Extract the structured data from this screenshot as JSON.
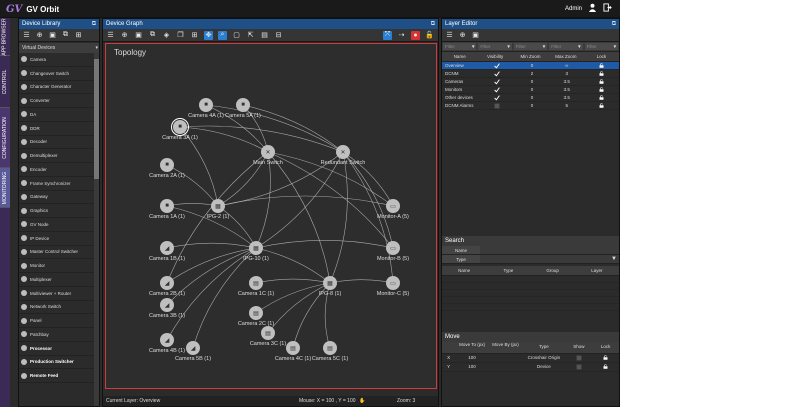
{
  "app": {
    "title": "GV Orbit",
    "user": "Admin"
  },
  "vtabs": [
    {
      "label": "APP BROWSER"
    },
    {
      "label": "CONTROL"
    },
    {
      "label": "CONFIGURATION"
    },
    {
      "label": "MONITORING"
    }
  ],
  "library": {
    "title": "Device Library",
    "section": "Virtual Devices",
    "items": [
      "Camera",
      "Changeover Switch",
      "Character Generator",
      "Converter",
      "DA",
      "DDR",
      "Decoder",
      "Demultiplexer",
      "Encoder",
      "Frame Synchronizer",
      "Gateway",
      "Graphics",
      "GV Node",
      "IP Device",
      "Master Control Switcher",
      "Monitor",
      "Multiplexer",
      "Multiviewer + Router",
      "Network Switch",
      "Panel",
      "Patchbay",
      "Processor",
      "Production Switcher",
      "Remote Feed"
    ]
  },
  "graph": {
    "title": "Device Graph",
    "topology_label": "Topology",
    "status": {
      "current_layer": "Current Layer: Overview",
      "mouse": "Mouse: X = 100 , Y = 100",
      "zoom": "Zoom: 3"
    },
    "nodes": [
      {
        "id": "cam4a",
        "label": "Camera 4A (1)",
        "kind": "camera"
      },
      {
        "id": "cam5a",
        "label": "Camera 5A (1)",
        "kind": "camera"
      },
      {
        "id": "cam3a",
        "label": "Camera 3A (1)",
        "kind": "camera"
      },
      {
        "id": "main",
        "label": "Main Switch",
        "kind": "switch"
      },
      {
        "id": "red",
        "label": "Redundant Switch",
        "kind": "switch"
      },
      {
        "id": "cam2a",
        "label": "Camera 2A (1)",
        "kind": "camera"
      },
      {
        "id": "cam1a",
        "label": "Camera 1A (1)",
        "kind": "camera"
      },
      {
        "id": "ipg2",
        "label": "IPG-2 (1)",
        "kind": "gateway"
      },
      {
        "id": "mona",
        "label": "Monitor-A (5)",
        "kind": "monitor"
      },
      {
        "id": "cam1b",
        "label": "Camera 1B (1)",
        "kind": "camerab"
      },
      {
        "id": "ipg10",
        "label": "IPG-10 (1)",
        "kind": "gateway"
      },
      {
        "id": "monb",
        "label": "Monitor-B (5)",
        "kind": "monitor"
      },
      {
        "id": "cam2b",
        "label": "Camera 2B (1)",
        "kind": "camerab"
      },
      {
        "id": "cam1c",
        "label": "Camera 1C (1)",
        "kind": "camerac"
      },
      {
        "id": "ipg8",
        "label": "IPG-8 (1)",
        "kind": "gateway"
      },
      {
        "id": "monc",
        "label": "Monitor-C (5)",
        "kind": "monitor"
      },
      {
        "id": "cam3b",
        "label": "Camera 3B (1)",
        "kind": "camerab"
      },
      {
        "id": "cam2c",
        "label": "Camera 2C (1)",
        "kind": "camerac"
      },
      {
        "id": "cam4b",
        "label": "Camera 4B (1)",
        "kind": "camerab"
      },
      {
        "id": "cam3c",
        "label": "Camera 3C (1)",
        "kind": "camerac"
      },
      {
        "id": "cam5b",
        "label": "Camera 5B (1)",
        "kind": "camerab"
      },
      {
        "id": "cam4c",
        "label": "Camera 4C (1)",
        "kind": "camerac"
      },
      {
        "id": "cam5c",
        "label": "Camera 5C (1)",
        "kind": "camerac"
      }
    ]
  },
  "layers": {
    "title": "Layer Editor",
    "filter_placeholder": "Filter",
    "columns": [
      "Name",
      "Visibility",
      "Min Zoom",
      "Max Zoom",
      "Lock"
    ],
    "rows": [
      {
        "name": "Overview",
        "visible": true,
        "min": "0",
        "max": "∞",
        "selected": true
      },
      {
        "name": "DCNM",
        "visible": true,
        "min": "2",
        "max": "3",
        "selected": false
      },
      {
        "name": "Cameras",
        "visible": true,
        "min": "0",
        "max": "3.5",
        "selected": false
      },
      {
        "name": "Monitors",
        "visible": true,
        "min": "0",
        "max": "3.5",
        "selected": false
      },
      {
        "name": "Other devices",
        "visible": true,
        "min": "0",
        "max": "3.5",
        "selected": false
      },
      {
        "name": "DCNM Alarms",
        "visible": false,
        "min": "0",
        "max": "5",
        "selected": false
      }
    ]
  },
  "search": {
    "title": "Search",
    "fields": [
      "Name",
      "Type"
    ],
    "columns": [
      "Name",
      "Type",
      "Group",
      "Layer"
    ]
  },
  "move": {
    "title": "Move",
    "columns": [
      "Move To (px)",
      "Move By (px)",
      "Type",
      "Show",
      "Lock"
    ],
    "rows": [
      {
        "axis": "X",
        "to": "100",
        "by": "",
        "type": "Crosshair Origin"
      },
      {
        "axis": "Y",
        "to": "100",
        "by": "",
        "type": "Device"
      }
    ]
  }
}
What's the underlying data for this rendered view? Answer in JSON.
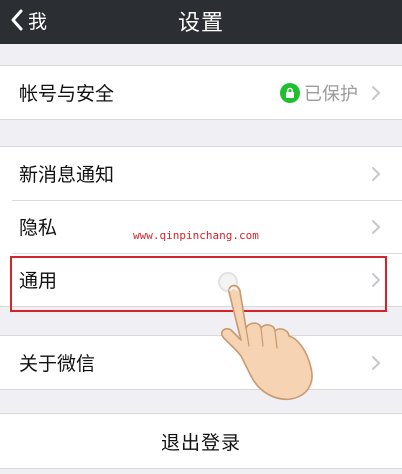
{
  "navbar": {
    "back_label": "我",
    "title": "设置"
  },
  "account": {
    "label": "帐号与安全",
    "status_text": "已保护",
    "status_icon": "lock-icon",
    "status_color": "#1fbf2f"
  },
  "groups": {
    "notifications": "新消息通知",
    "privacy": "隐私",
    "general": "通用",
    "about": "关于微信"
  },
  "logout_label": "退出登录",
  "overlay": {
    "watermark": "www.qinpinchang.com",
    "highlight_color": "#d4232b"
  }
}
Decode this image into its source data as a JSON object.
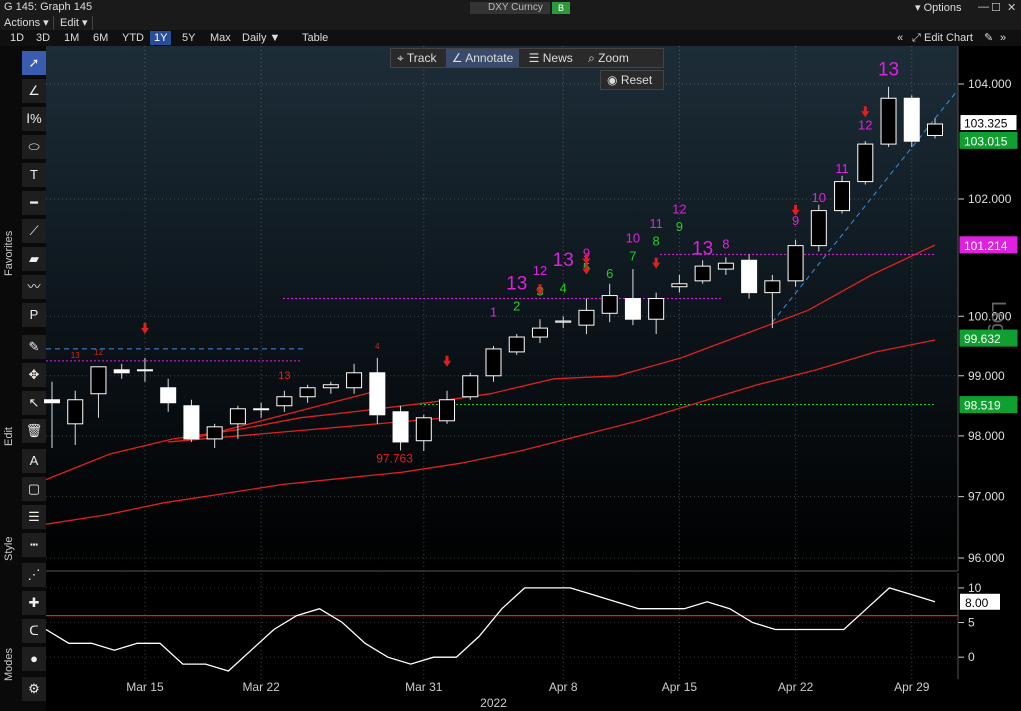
{
  "window": {
    "title": "G 145: Graph 145",
    "security": "DXY Curncy",
    "security_button": "B",
    "options_label": "Options"
  },
  "menus": [
    "Actions ▾",
    "Edit ▾"
  ],
  "ranges": [
    {
      "label": "1D",
      "active": false
    },
    {
      "label": "3D",
      "active": false
    },
    {
      "label": "1M",
      "active": false
    },
    {
      "label": "6M",
      "active": false
    },
    {
      "label": "YTD",
      "active": false
    },
    {
      "label": "1Y",
      "active": true
    },
    {
      "label": "5Y",
      "active": false
    },
    {
      "label": "Max",
      "active": false
    },
    {
      "label": "Daily ▼",
      "active": false
    },
    {
      "label": "Table",
      "active": false
    }
  ],
  "edit_chart_label": "Edit Chart",
  "overlay": {
    "track": "Track",
    "annotate": "Annotate",
    "news": "News",
    "zoom": "Zoom",
    "reset": "Reset"
  },
  "side_labels": {
    "favorites": "Favorites",
    "edit": "Edit",
    "style": "Style",
    "modes": "Modes"
  },
  "colors": {
    "up": "#ffffff",
    "ma_red": "#e02020",
    "trend": "#3a8fe0",
    "lbl_current": "#ffffff",
    "lbl_magenta": "#e020e0",
    "lbl_green": "#20d020"
  },
  "chart_data": [
    {
      "type": "candlestick",
      "scale": "log",
      "scale_label": "Log",
      "ylim": [
        96,
        104
      ],
      "yticks": [
        "104.000",
        "102.000",
        "100.000",
        "99.000",
        "98.000",
        "97.000",
        "96.000"
      ],
      "xticks": [
        "Mar 15",
        "Mar 22",
        "Mar 31",
        "Apr 8",
        "Apr 15",
        "Apr 22",
        "Apr 29"
      ],
      "xlabel": "2022",
      "candles": [
        [
          98.6,
          98.9,
          97.8,
          98.55
        ],
        [
          98.2,
          98.75,
          97.85,
          98.6
        ],
        [
          98.7,
          99.05,
          98.3,
          99.15
        ],
        [
          99.1,
          99.2,
          98.95,
          99.05
        ],
        [
          99.1,
          99.3,
          98.9,
          99.1
        ],
        [
          98.8,
          98.95,
          98.4,
          98.55
        ],
        [
          98.5,
          98.6,
          97.9,
          97.95
        ],
        [
          97.95,
          98.2,
          97.8,
          98.15
        ],
        [
          98.2,
          98.5,
          97.95,
          98.45
        ],
        [
          98.45,
          98.55,
          98.3,
          98.45
        ],
        [
          98.5,
          98.75,
          98.4,
          98.65
        ],
        [
          98.65,
          98.85,
          98.55,
          98.8
        ],
        [
          98.8,
          98.9,
          98.7,
          98.85
        ],
        [
          98.8,
          99.2,
          98.7,
          99.05
        ],
        [
          99.05,
          99.3,
          98.2,
          98.35
        ],
        [
          98.4,
          98.5,
          97.76,
          97.9
        ],
        [
          97.92,
          98.35,
          97.75,
          98.3
        ],
        [
          98.25,
          98.75,
          98.2,
          98.6
        ],
        [
          98.65,
          99.05,
          98.6,
          99.0
        ],
        [
          99.0,
          99.5,
          98.9,
          99.45
        ],
        [
          99.4,
          99.7,
          99.35,
          99.65
        ],
        [
          99.65,
          99.95,
          99.55,
          99.8
        ],
        [
          99.9,
          100.0,
          99.8,
          99.92
        ],
        [
          99.85,
          100.3,
          99.7,
          100.1
        ],
        [
          100.05,
          100.55,
          99.9,
          100.35
        ],
        [
          100.3,
          100.8,
          99.85,
          99.95
        ],
        [
          99.95,
          100.4,
          99.7,
          100.3
        ],
        [
          100.5,
          100.7,
          100.4,
          100.55
        ],
        [
          100.6,
          100.95,
          100.55,
          100.85
        ],
        [
          100.8,
          101.0,
          100.7,
          100.9
        ],
        [
          100.95,
          101.05,
          100.3,
          100.4
        ],
        [
          100.4,
          100.7,
          99.8,
          100.6
        ],
        [
          100.6,
          101.3,
          100.5,
          101.2
        ],
        [
          101.2,
          101.9,
          101.1,
          101.8
        ],
        [
          101.8,
          102.4,
          101.75,
          102.3
        ],
        [
          102.3,
          103.0,
          102.25,
          102.95
        ],
        [
          102.95,
          103.95,
          102.9,
          103.75
        ],
        [
          103.75,
          103.8,
          102.9,
          103.0
        ],
        [
          103.1,
          103.4,
          103.05,
          103.3
        ]
      ],
      "ma1": [
        97.28,
        97.7,
        97.95,
        98.1,
        98.3,
        98.42,
        98.55,
        98.7,
        98.95,
        99.0,
        99.3,
        99.7,
        100.1,
        100.7,
        101.21
      ],
      "ma2": [
        96.55,
        96.7,
        96.9,
        97.05,
        97.2,
        97.3,
        97.4,
        97.55,
        97.75,
        98.0,
        98.25,
        98.55,
        98.85,
        99.1,
        99.4,
        99.6
      ],
      "price_labels": [
        {
          "text": "103.325",
          "style": "current"
        },
        {
          "text": "103.015",
          "style": "green"
        },
        {
          "text": "101.214",
          "style": "magenta"
        },
        {
          "text": "99.632",
          "style": "green"
        },
        {
          "text": "98.519",
          "style": "green"
        }
      ],
      "low_label": "97.763",
      "counts": [
        {
          "text": "13",
          "bar": 10,
          "color": "red",
          "size": "s",
          "y": 98.95
        },
        {
          "text": "12",
          "bar": 2,
          "color": "red",
          "size": "xs",
          "y": 99.35
        },
        {
          "text": "13",
          "bar": 1,
          "color": "red",
          "size": "xs",
          "y": 99.3
        },
        {
          "text": "4",
          "bar": 14,
          "color": "red",
          "size": "xs",
          "y": 99.45
        },
        {
          "text": "1",
          "bar": 19,
          "color": "magenta",
          "size": "m",
          "y": 100.0
        },
        {
          "text": "13",
          "bar": 20,
          "color": "magenta",
          "size": "l",
          "y": 100.45
        },
        {
          "text": "2",
          "bar": 20,
          "color": "green",
          "size": "m",
          "y": 100.1
        },
        {
          "text": "12",
          "bar": 21,
          "color": "magenta",
          "size": "m",
          "y": 100.7
        },
        {
          "text": "3",
          "bar": 21,
          "color": "green",
          "size": "m",
          "y": 100.35
        },
        {
          "text": "13",
          "bar": 22,
          "color": "magenta",
          "size": "l",
          "y": 100.85
        },
        {
          "text": "4",
          "bar": 22,
          "color": "green",
          "size": "m",
          "y": 100.4
        },
        {
          "text": "9",
          "bar": 23,
          "color": "magenta",
          "size": "m",
          "y": 101.0
        },
        {
          "text": "5",
          "bar": 23,
          "color": "green",
          "size": "m",
          "y": 100.75
        },
        {
          "text": "6",
          "bar": 24,
          "color": "green",
          "size": "m",
          "y": 100.65
        },
        {
          "text": "10",
          "bar": 25,
          "color": "magenta",
          "size": "m",
          "y": 101.25
        },
        {
          "text": "7",
          "bar": 25,
          "color": "green",
          "size": "m",
          "y": 100.95
        },
        {
          "text": "11",
          "bar": 26,
          "color": "magenta",
          "size": "m",
          "y": 101.5
        },
        {
          "text": "8",
          "bar": 26,
          "color": "green",
          "size": "m",
          "y": 101.2
        },
        {
          "text": "12",
          "bar": 27,
          "color": "magenta",
          "size": "m",
          "y": 101.75
        },
        {
          "text": "9",
          "bar": 27,
          "color": "green",
          "size": "m",
          "y": 101.45
        },
        {
          "text": "13",
          "bar": 28,
          "color": "magenta",
          "size": "l",
          "y": 101.05
        },
        {
          "text": "8",
          "bar": 29,
          "color": "magenta",
          "size": "m",
          "y": 101.15
        },
        {
          "text": "9",
          "bar": 32,
          "color": "magenta",
          "size": "m",
          "y": 101.55
        },
        {
          "text": "10",
          "bar": 33,
          "color": "magenta",
          "size": "m",
          "y": 101.95
        },
        {
          "text": "11",
          "bar": 34,
          "color": "magenta",
          "size": "m",
          "y": 102.45
        },
        {
          "text": "12",
          "bar": 35,
          "color": "magenta",
          "size": "m",
          "y": 103.2
        },
        {
          "text": "13",
          "bar": 36,
          "color": "magenta",
          "size": "l",
          "y": 104.15
        }
      ],
      "arrows": [
        4,
        17,
        21,
        23,
        23,
        26,
        32,
        35
      ]
    },
    {
      "type": "line",
      "ylim": [
        -2,
        11
      ],
      "yticks": [
        "10",
        "5",
        "0"
      ],
      "reference_line": 6,
      "last_value": "8.00",
      "values": [
        4,
        2,
        2,
        1,
        2,
        2,
        -1,
        -1,
        -2,
        1,
        4,
        6,
        7,
        5,
        2,
        0,
        -1,
        0,
        0,
        3,
        7,
        10,
        10,
        10,
        9,
        8,
        7,
        7,
        7,
        8,
        7,
        5,
        4,
        4,
        4,
        4,
        7,
        10,
        9,
        8
      ]
    }
  ]
}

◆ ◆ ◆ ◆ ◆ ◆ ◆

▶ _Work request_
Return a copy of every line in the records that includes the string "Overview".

▶ _Written answer_
      "current_layer": "Current Layer: Overview",
        "name": "Overview",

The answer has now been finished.